Project number: 74328
Lead contractor: Aberystwyth University
BBSRC, Rothamsed Research, Germinal Holdings, Waitrose, Dovecote Park, Dalehead Foods, Dairy Crest, BQP, Stonegate, Gressingham, Coombe Farm, Mole Valley Farmers, EBLEX, HCC, DairyCo, British Grassland Society
Start & end date: 01 April 2014 – 31 March 2019
Developments in the technology behind grass breeding means that different traits can be selected for, e.g. root growth at depth by using the IBERS National Plant Phenomics Centre.

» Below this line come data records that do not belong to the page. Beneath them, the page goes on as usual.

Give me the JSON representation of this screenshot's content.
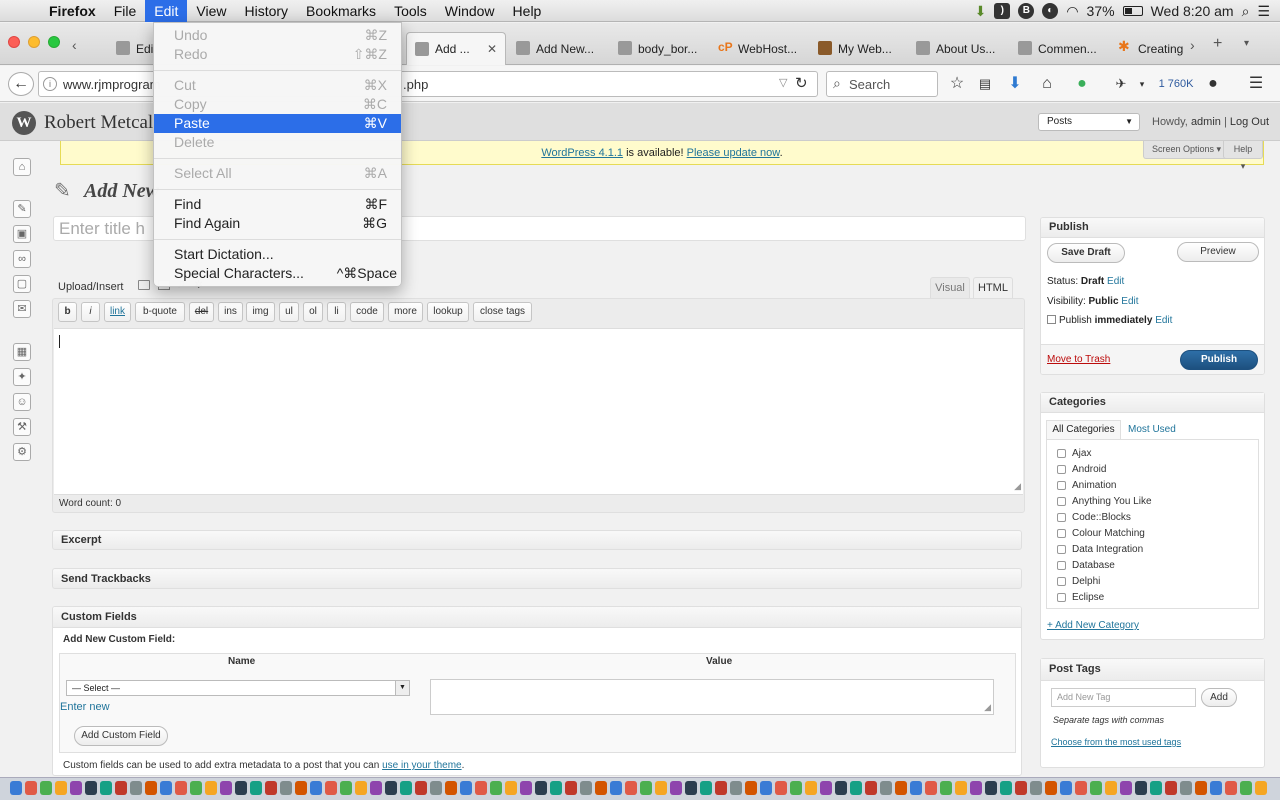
{
  "menubar": {
    "apple": "",
    "app": "Firefox",
    "items": [
      "File",
      "Edit",
      "View",
      "History",
      "Bookmarks",
      "Tools",
      "Window",
      "Help"
    ],
    "battery": "37%",
    "clock": "Wed 8:20 am"
  },
  "tabs": [
    {
      "label": "Edi"
    },
    {
      "label": "Add ..."
    },
    {
      "label": "Add New..."
    },
    {
      "label": "body_bor..."
    },
    {
      "label": "WebHost..."
    },
    {
      "label": "My Web..."
    },
    {
      "label": "About Us..."
    },
    {
      "label": "Commen..."
    },
    {
      "label": "Creating"
    }
  ],
  "cpanel_logo": "cP",
  "nav": {
    "url": "www.rjmprogram",
    "url_tail": ".php",
    "search_placeholder": "Search",
    "download_size": "1 760K"
  },
  "wp": {
    "site_title": "Robert Metcal",
    "posts_select": "Posts",
    "howdy": "Howdy,",
    "user": "admin",
    "logout": "Log Out",
    "notice_link": "WordPress 4.1.1",
    "notice_text": " is available! ",
    "notice_update": "Please update now",
    "notice_end": ".",
    "screen_options": "Screen Options",
    "help": "Help",
    "page_title": "Add New",
    "title_placeholder": "Enter title h",
    "upload_insert": "Upload/Insert",
    "tab_visual": "Visual",
    "tab_html": "HTML",
    "quicktags": [
      "b",
      "i",
      "link",
      "b-quote",
      "del",
      "ins",
      "img",
      "ul",
      "ol",
      "li",
      "code",
      "more",
      "lookup",
      "close tags"
    ],
    "word_count": "Word count: 0",
    "excerpt": "Excerpt",
    "trackbacks": "Send Trackbacks",
    "custom_fields": "Custom Fields",
    "add_new_cf": "Add New Custom Field:",
    "col_name": "Name",
    "col_value": "Value",
    "select_default": "— Select —",
    "enter_new": "Enter new",
    "add_cf_btn": "Add Custom Field",
    "cf_help": "Custom fields can be used to add extra metadata to a post that you can ",
    "cf_help_link": "use in your theme",
    "cf_help_end": ".",
    "publish": {
      "title": "Publish",
      "save_draft": "Save Draft",
      "preview": "Preview",
      "status_label": "Status:",
      "status": "Draft",
      "visibility_label": "Visibility:",
      "visibility": "Public",
      "publish_label": "Publish",
      "publish_when": "immediately",
      "edit": "Edit",
      "trash": "Move to Trash",
      "publish_btn": "Publish"
    },
    "categories": {
      "title": "Categories",
      "tab_all": "All Categories",
      "tab_used": "Most Used",
      "items": [
        "Ajax",
        "Android",
        "Animation",
        "Anything You Like",
        "Code::Blocks",
        "Colour Matching",
        "Data Integration",
        "Database",
        "Delphi",
        "Eclipse"
      ],
      "add": "+ Add New Category"
    },
    "tags": {
      "title": "Post Tags",
      "placeholder": "Add New Tag",
      "add": "Add",
      "hint": "Separate tags with commas",
      "choose": "Choose from the most used tags"
    }
  },
  "editmenu": [
    {
      "label": "Undo",
      "shortcut": "⌘Z",
      "disabled": true
    },
    {
      "label": "Redo",
      "shortcut": "⇧⌘Z",
      "disabled": true
    },
    {
      "label": "Cut",
      "shortcut": "⌘X",
      "disabled": true
    },
    {
      "label": "Copy",
      "shortcut": "⌘C",
      "disabled": true
    },
    {
      "label": "Paste",
      "shortcut": "⌘V",
      "highlight": true
    },
    {
      "label": "Delete",
      "shortcut": "",
      "disabled": true
    },
    {
      "label": "Select All",
      "shortcut": "⌘A",
      "disabled": true
    },
    {
      "label": "Find",
      "shortcut": "⌘F"
    },
    {
      "label": "Find Again",
      "shortcut": "⌘G"
    },
    {
      "label": "Start Dictation...",
      "shortcut": ""
    },
    {
      "label": "Special Characters...",
      "shortcut": "^⌘Space"
    }
  ]
}
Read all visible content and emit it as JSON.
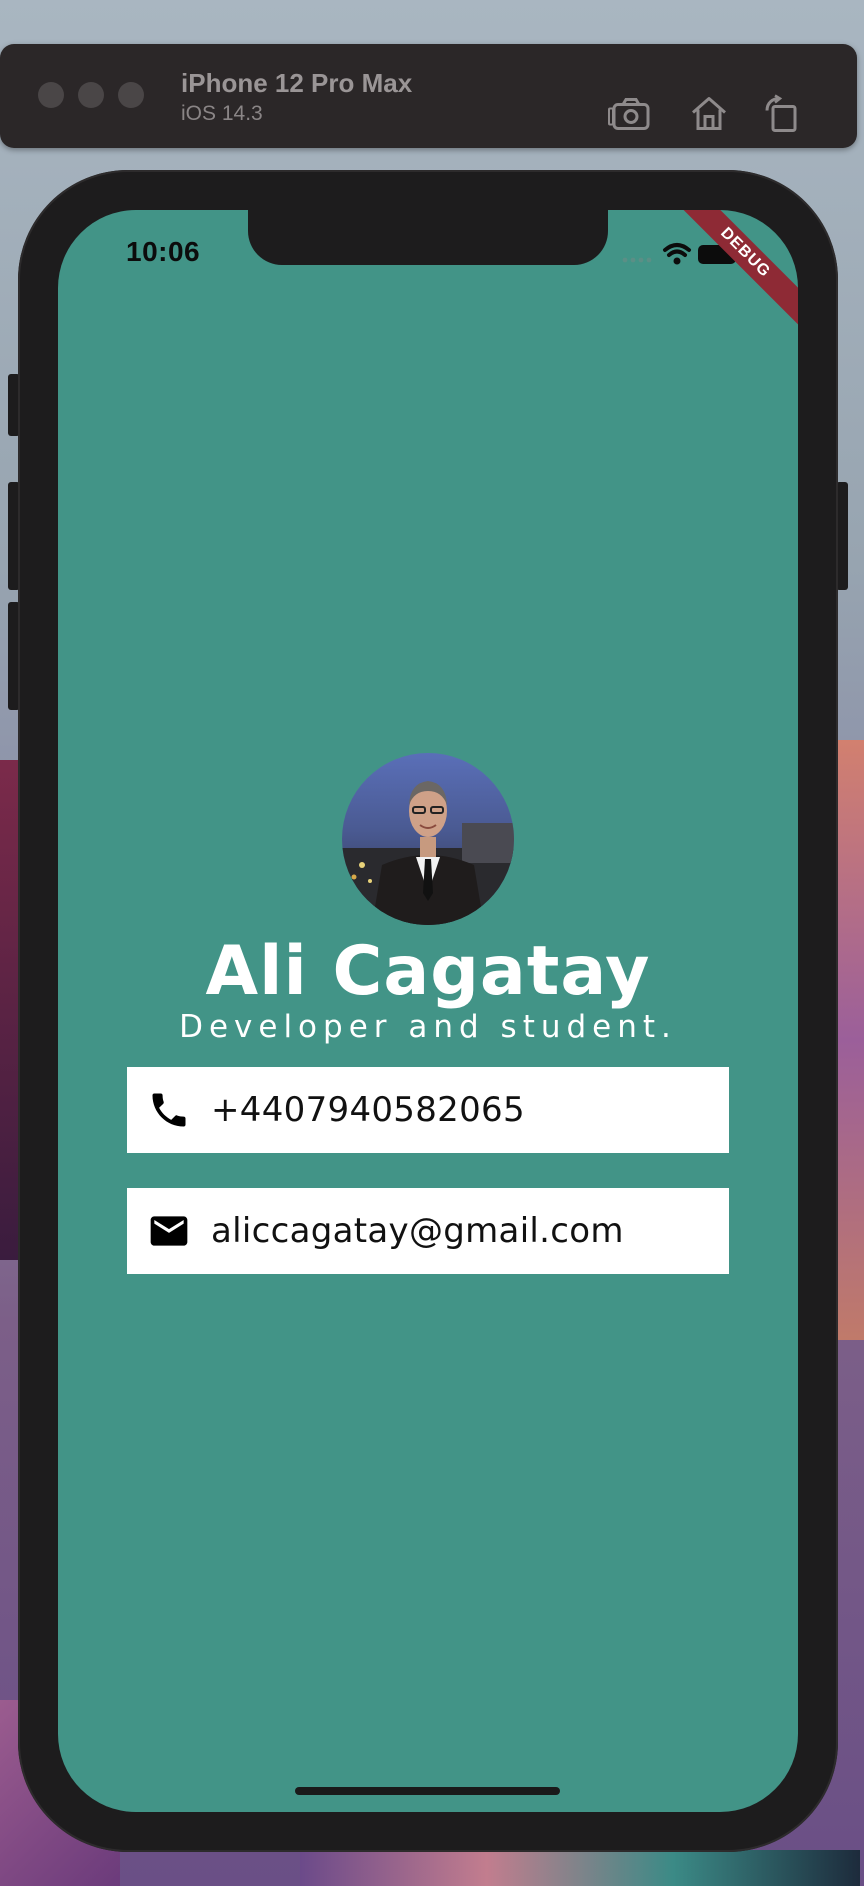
{
  "simulator": {
    "device_name": "iPhone 12 Pro Max",
    "os_version": "iOS 14.3",
    "toolbar_icons": [
      "screenshot-icon",
      "home-icon",
      "rotate-icon"
    ]
  },
  "status_bar": {
    "time": "10:06",
    "icons": [
      "cellular-signal-icon",
      "wifi-icon",
      "battery-icon"
    ]
  },
  "debug_banner": "DEBUG",
  "profile": {
    "name": "Ali Cagatay",
    "subtitle": "Developer and student.",
    "background_color": "#429487"
  },
  "contact_cards": [
    {
      "icon": "phone-icon",
      "text": "+4407940582065"
    },
    {
      "icon": "mail-icon",
      "text": "aliccagatay@gmail.com"
    }
  ]
}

The main advantages of deep rooting varieties are: their ability to withstand extremes of wet and dry are improved; they can improve soil structure and could reduce flooding risk; and they potentially lead to greater carbon sequestrations as roots die deeper in the soil.
These advantages need to be proved in field trials, and North Wyke Farm Platform to test the varieties and mixtures.
Aims and Objectives:
- To evaluate the impact of grass and clover mixtures on soils, and optimise the impacts of grass and clover root interactions for root growth and turnover for crop production, for soil structure, carbon content and hydrology
- To measure the effects of root growth and root turnover on carbon deposition in sand trays measured progressively over a 3 year period. Genome regions for root growth and turn-over will be located and transferred into high quality cultivars
- To evaluate field-scale sowing of Festulolium and Festulolium/clover mixtures at North Wyke on water and nutrient run-off measurements over seasons and years
- To study the root development of the new varieties of drought resistance ryegrass and white clover in the IBERS phenomics facility, with genes for root growth identified and transferred into cultivars
It is a five year project funded by BBSRC, grass and water companies, and levy boards. It will exploit the resources at IBERS and North Wyke to develop and test interesting grass and clover varieties.